The other impact of these big wildfire seasons — there’s nowhere near enough resources in Alaska to work these fires and so it requires assistance from the lower 48, from other countries. Not just people but equipment, from picks to airplanes. That is expensive, that is being paid for by the U.S. taxpayer. And there’s a limited amount of help that can be sent to Alaska because other places are fighting their own wildfires. So that’s certainly a change. The West wildfire season now is any day of the year that ends in a “y.”

G: What are the circumstances that have led to this remarkable fire season in Alaska?

RT: This year is actually quite interesting, in that the first million acres or so burned in southwest Alaska, an area that doesn’t get a lot of wildfire. So why did southwest Alaska kick off this year? Well, one, southwest Alaska was one of the only places in mainland Alaska that had below-normal snow cover going into the spring, and then we had warm weather starting in late March. That melted their snowpack significantly earlier than normal, which meant they started to dry out the ground that much earlier. And then we had very warm weather — not record levels, but warm weather — into May. And the last days of May and early June, widespread thunderstorms kicked off a lot of these fires.

You need all the pieces to come together, and they did this year.

Having said that, especially in the tundra areas, a significant climate change component of this is that … with decades now of warmer springs, there is much more biomass available to burn. More biomass means hotter fires, means more smoke. Most of those communities there are Indigenous communities, people living close to the land — and the not just elders but even middle-aged people are talking about how the willows and alders are so much thicker and taller on the tundra.

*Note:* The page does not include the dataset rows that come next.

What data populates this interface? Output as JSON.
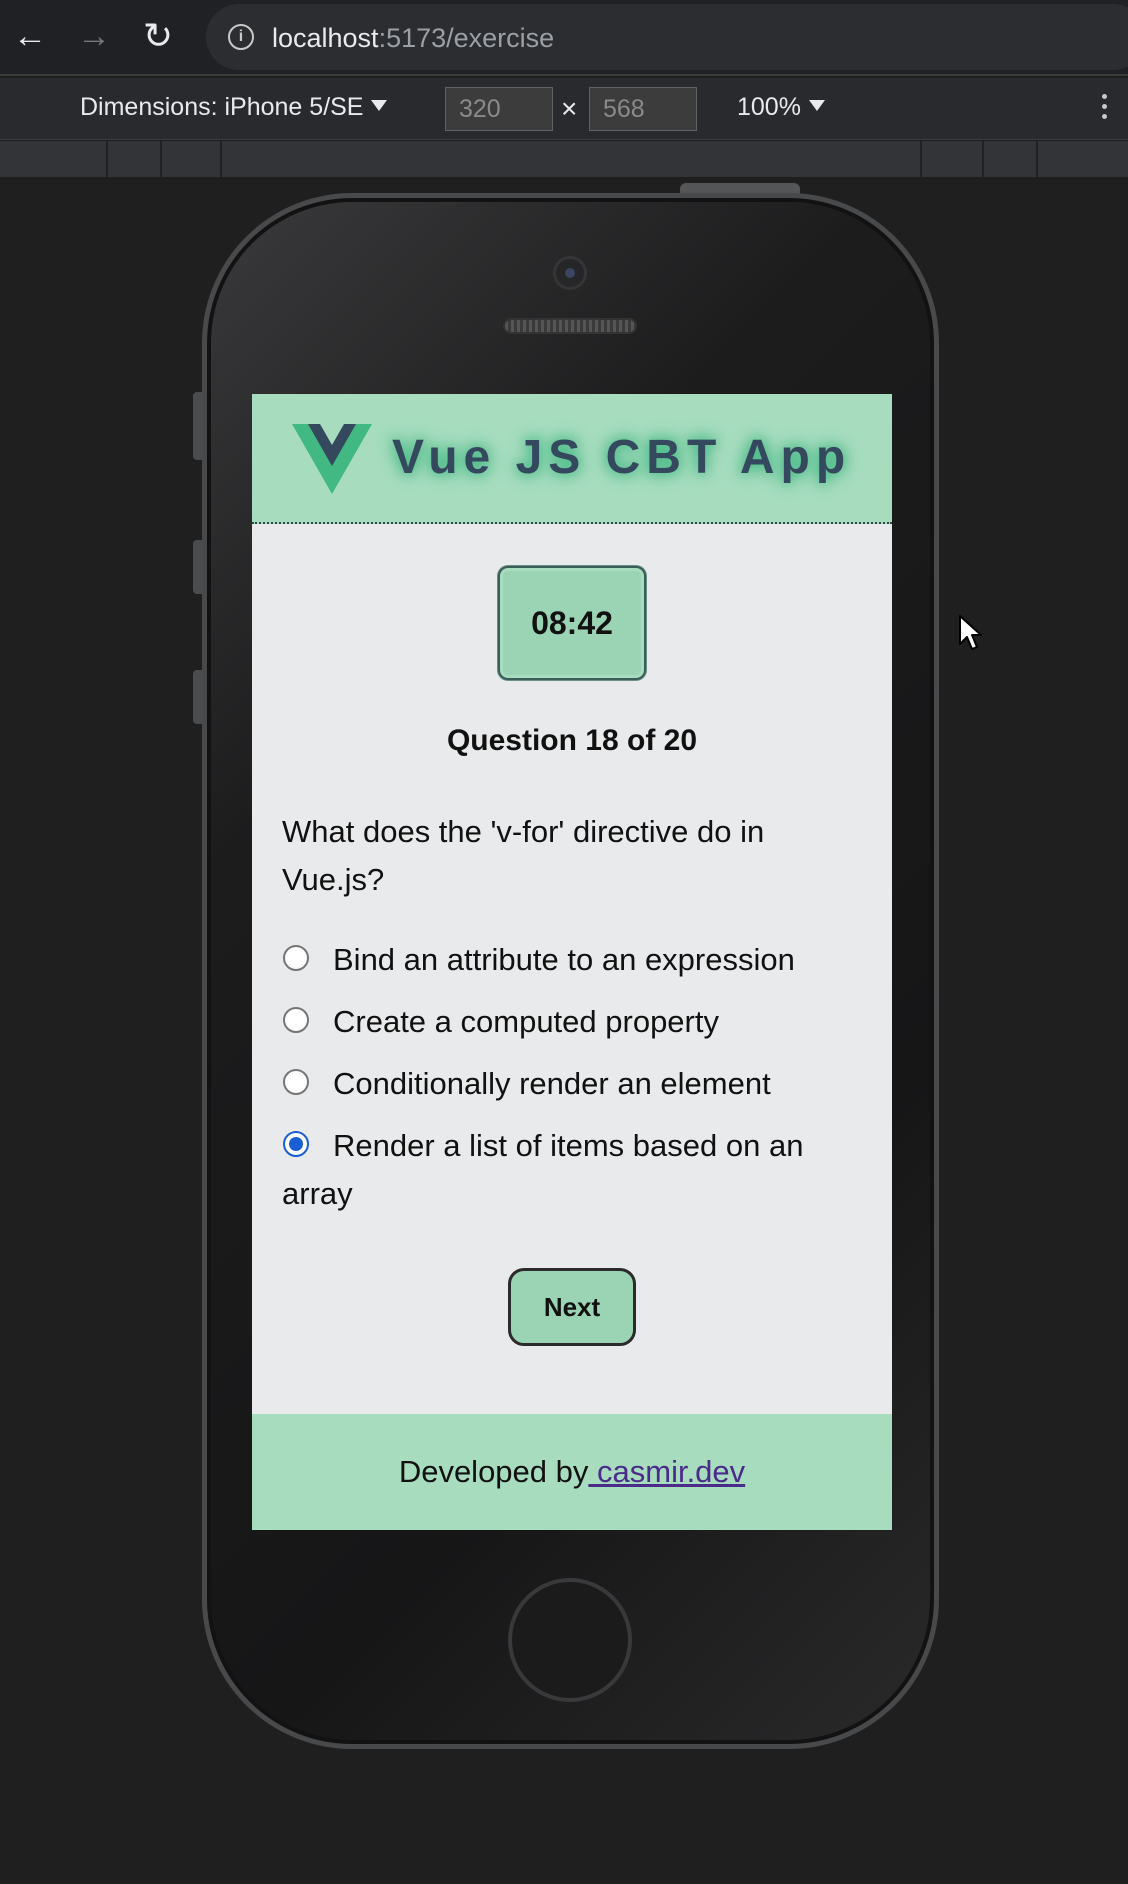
{
  "browser": {
    "url_host": "localhost",
    "url_path": ":5173/exercise"
  },
  "devtools": {
    "dimensions_label": "Dimensions: iPhone 5/SE",
    "width": "320",
    "height": "568",
    "times": "×",
    "zoom": "100%"
  },
  "app": {
    "title": "Vue JS CBT App",
    "timer": "08:42",
    "question_count": "Question 18 of 20",
    "question": "What does the 'v-for' directive do in Vue.js?",
    "options": [
      {
        "label": "Bind an attribute to an expression",
        "selected": false
      },
      {
        "label": "Create a computed property",
        "selected": false
      },
      {
        "label": "Conditionally render an element",
        "selected": false
      },
      {
        "label": "Render a list of items based on an array",
        "selected": true
      }
    ],
    "next_label": "Next",
    "footer_prefix": "Developed by",
    "footer_link": " casmir.dev"
  },
  "colors": {
    "header_bg": "#a7dcbf",
    "vue_green": "#42b883",
    "vue_navy": "#35495e",
    "radio_selected": "#1a5fd1"
  }
}
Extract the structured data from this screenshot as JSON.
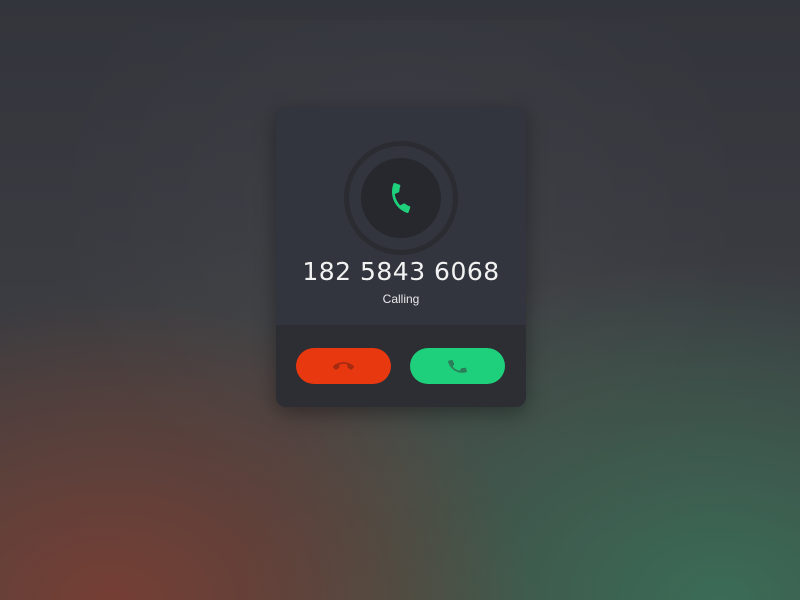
{
  "call": {
    "phone_number": "182 5843 6068",
    "status": "Calling"
  },
  "icons": {
    "avatar": "phone-icon",
    "decline": "hang-up-icon",
    "accept": "phone-icon"
  },
  "colors": {
    "decline": "#e8380f",
    "accept": "#1ed07c",
    "avatar_glyph": "#1ed07c",
    "button_glyph": "#2a7e58"
  }
}
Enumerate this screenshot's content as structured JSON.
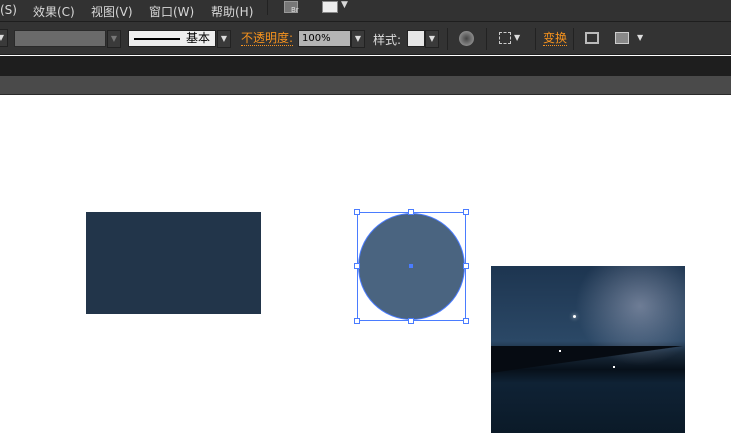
{
  "menu": [
    "(S)",
    "效果(C)",
    "视图(V)",
    "窗口(W)",
    "帮助(H)"
  ],
  "bridge_label": "Br",
  "toolbar": {
    "stroke_style": "基本",
    "opacity_label": "不透明度:",
    "opacity_value": "100%",
    "style_label": "样式:",
    "transform_label": "变换"
  },
  "colors": {
    "rect": "#22354a",
    "circle": "#4a6480",
    "selection": "#4a7cff"
  }
}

This year in the interior, where snowpack was way above normal in the spring, in some areas record snowpack, but since snowmelt there has been very little precipitation. It’s been warmer than normal. Not record warm in the interior by any means, but persistently warm and a complete lack of any kind of steady rain. Then the magnitude of lightning this weekend was at the high end, but it’s coming on to a landscape that has had hardly any precipitation since snowmelt.

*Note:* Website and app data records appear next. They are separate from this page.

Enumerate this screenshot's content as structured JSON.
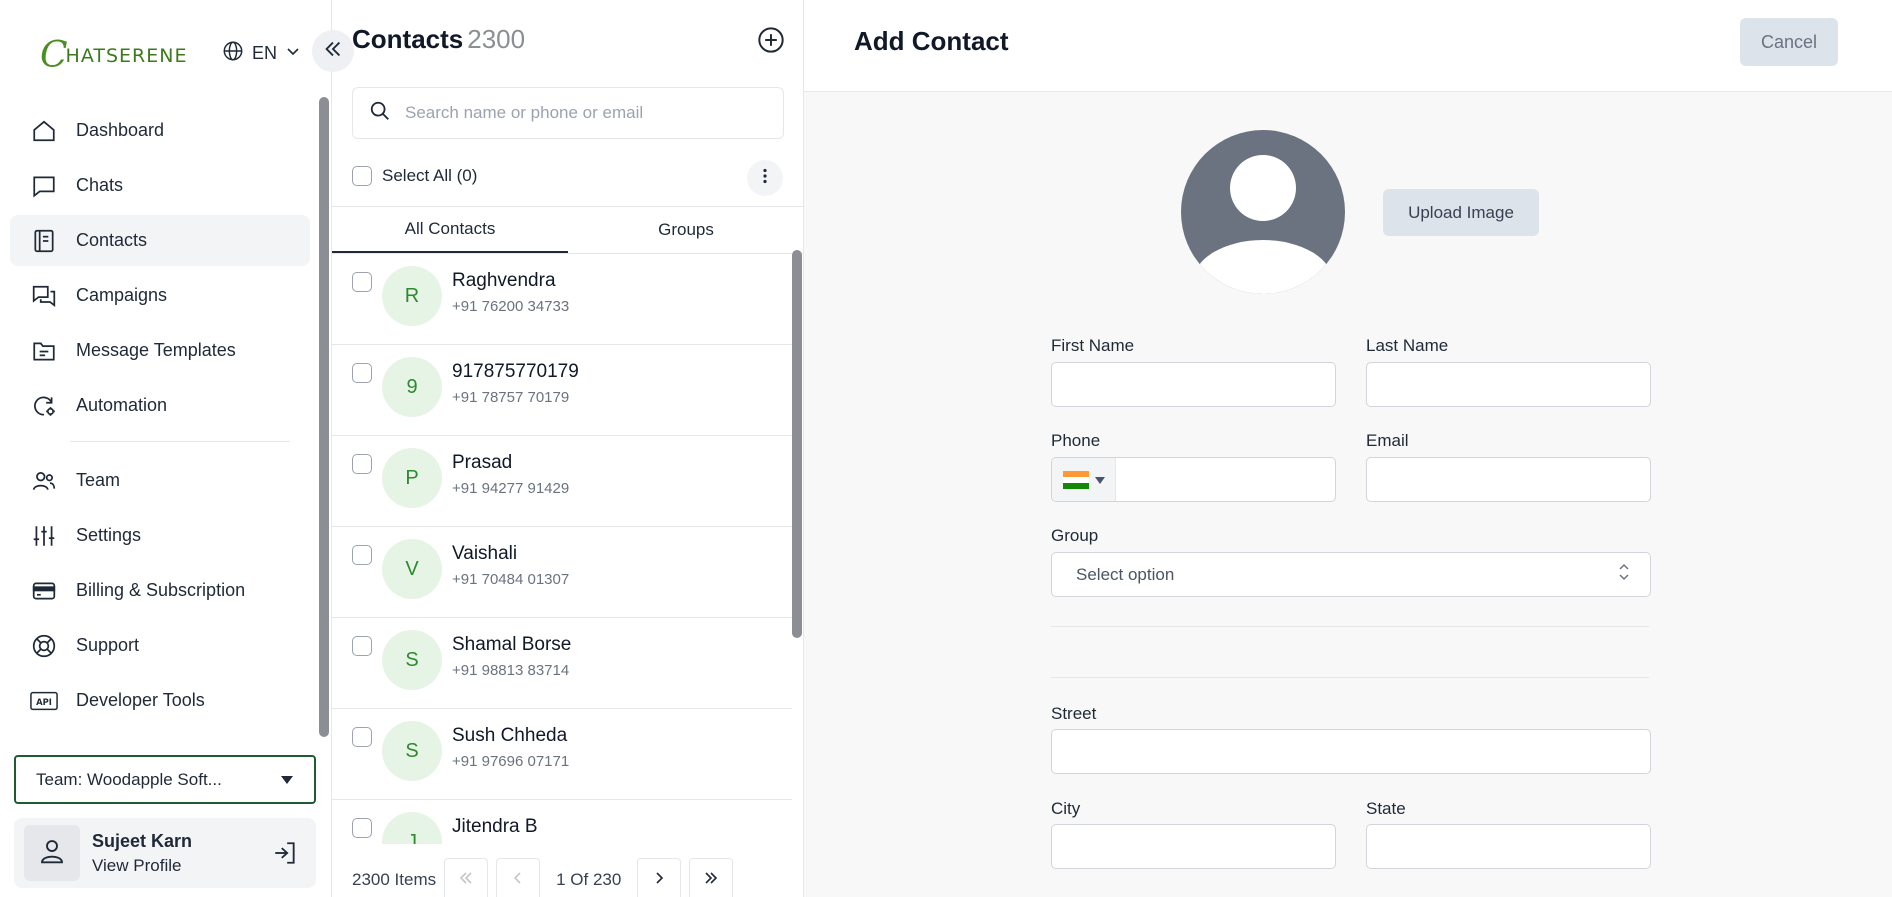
{
  "brand": {
    "logo_text": "HATSERENE",
    "logo_initial": "C",
    "accent": "#4b8f24"
  },
  "language": {
    "value": "EN"
  },
  "sidebar": {
    "items": [
      {
        "label": "Dashboard",
        "icon": "home-icon"
      },
      {
        "label": "Chats",
        "icon": "chat-icon"
      },
      {
        "label": "Contacts",
        "icon": "contacts-book-icon",
        "active": true
      },
      {
        "label": "Campaigns",
        "icon": "campaign-icon"
      },
      {
        "label": "Message Templates",
        "icon": "template-folder-icon"
      },
      {
        "label": "Automation",
        "icon": "automation-icon"
      },
      {
        "label": "Team",
        "icon": "team-icon"
      },
      {
        "label": "Settings",
        "icon": "sliders-icon"
      },
      {
        "label": "Billing & Subscription",
        "icon": "credit-card-icon"
      },
      {
        "label": "Support",
        "icon": "lifebuoy-icon"
      },
      {
        "label": "Developer Tools",
        "icon": "api-icon"
      }
    ],
    "team_select": "Team: Woodapple Soft...",
    "profile": {
      "name": "Sujeet Karn",
      "link": "View Profile"
    }
  },
  "contacts": {
    "title": "Contacts",
    "count": "2300",
    "search_placeholder": "Search name or phone or email",
    "select_all": "Select All (0)",
    "tabs": [
      "All Contacts",
      "Groups"
    ],
    "rows": [
      {
        "initial": "R",
        "name": "Raghvendra",
        "phone": "+91 76200 34733"
      },
      {
        "initial": "9",
        "name": "917875770179",
        "phone": "+91 78757 70179"
      },
      {
        "initial": "P",
        "name": "Prasad",
        "phone": "+91 94277 91429"
      },
      {
        "initial": "V",
        "name": "Vaishali",
        "phone": "+91 70484 01307"
      },
      {
        "initial": "S",
        "name": "Shamal Borse",
        "phone": "+91 98813 83714"
      },
      {
        "initial": "S",
        "name": "Sush Chheda",
        "phone": "+91 97696 07171"
      },
      {
        "initial": "J",
        "name": "Jitendra B",
        "phone": ""
      }
    ],
    "pager": {
      "items": "2300 Items",
      "page": "1 Of 230"
    }
  },
  "form": {
    "title": "Add Contact",
    "cancel": "Cancel",
    "upload": "Upload Image",
    "first_name": "First Name",
    "last_name": "Last Name",
    "phone": "Phone",
    "email": "Email",
    "group": "Group",
    "group_placeholder": "Select option",
    "street": "Street",
    "city": "City",
    "state": "State"
  }
}
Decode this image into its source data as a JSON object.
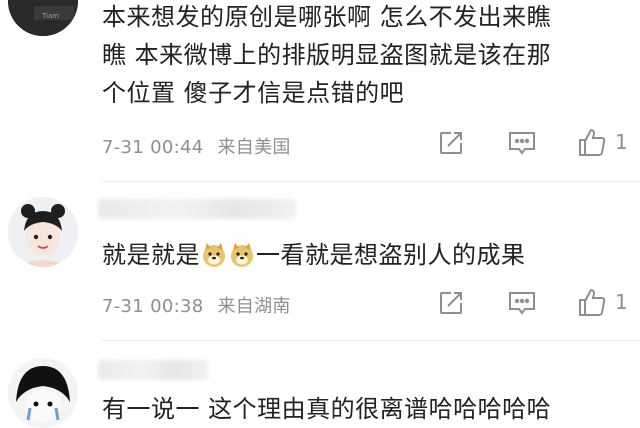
{
  "comments": [
    {
      "text_lines": [
        "本来想发的原创是哪张啊 怎么不发出来瞧",
        "瞧 本来微博上的排版明显盗图就是该在那",
        "个位置 傻子才信是点错的吧"
      ],
      "time": "7-31 00:44",
      "location": "来自美国",
      "like_count": "1"
    },
    {
      "text_before_emoji": "就是就是",
      "emoji": [
        "doge-emoji",
        "doge-emoji"
      ],
      "text_after_emoji": "一看就是想盗别人的成果",
      "time": "7-31 00:38",
      "location": "来自湖南",
      "like_count": "1"
    },
    {
      "text_lines": [
        "有一说一 这个理由真的很离谱哈哈哈哈哈"
      ]
    }
  ]
}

G: It sounds like a little bit of a perfect storm this year, but also like climate change is making that storm more likely. What can we expect in the coming years?

RT: What we know for sure is since about 1990, the frequency of these million-plus acre seasons in Alaska has about doubled. So, will this be every year? Absolutely not. 2020 was an extremely low fire year in Alaska. But the frequency of these really big seasons is absolutely increasing. There’s no reason to think that in the short term, the next decades, that that is going to change. Warming environment, more moisture, higher temperatures, more evaporation after snowmelt — no reason to think that this won’t continue.

Wildfire is a natural part of the boreal environment. The environment is evolved to take advantage of it. However, all wildfire is not created equal. It’s clear that some wildfires are burning much hotter than they used to. You know, spruce trees can’t take advantage of wildfire to reproduce if their seed cones are turned to ash. So, yes, fire is part of the environment, but we are clearly getting more superhot fires that are just incinerating everything and basically sterilizing the environment, and that is a change. So yes, wildfires are part of the system, but these superhot wildfires — there’s clearly more of these now. All wildfires are not created equal in the boreal north.

Thanks to Lillian Barkley for copy editing this article.

  • Dave Levitan
    Dave Levitan

    Climate Reporter

    Dave Levitan is a climate reporter for Grid where he focuses on interconnected stories about climate and science, and politics shaping action around both.

  • Matt Stiles
    Matt Stiles

    Senior Data Visualization Reporter

    Matt Stiles is the senior data visualization reporter for Grid.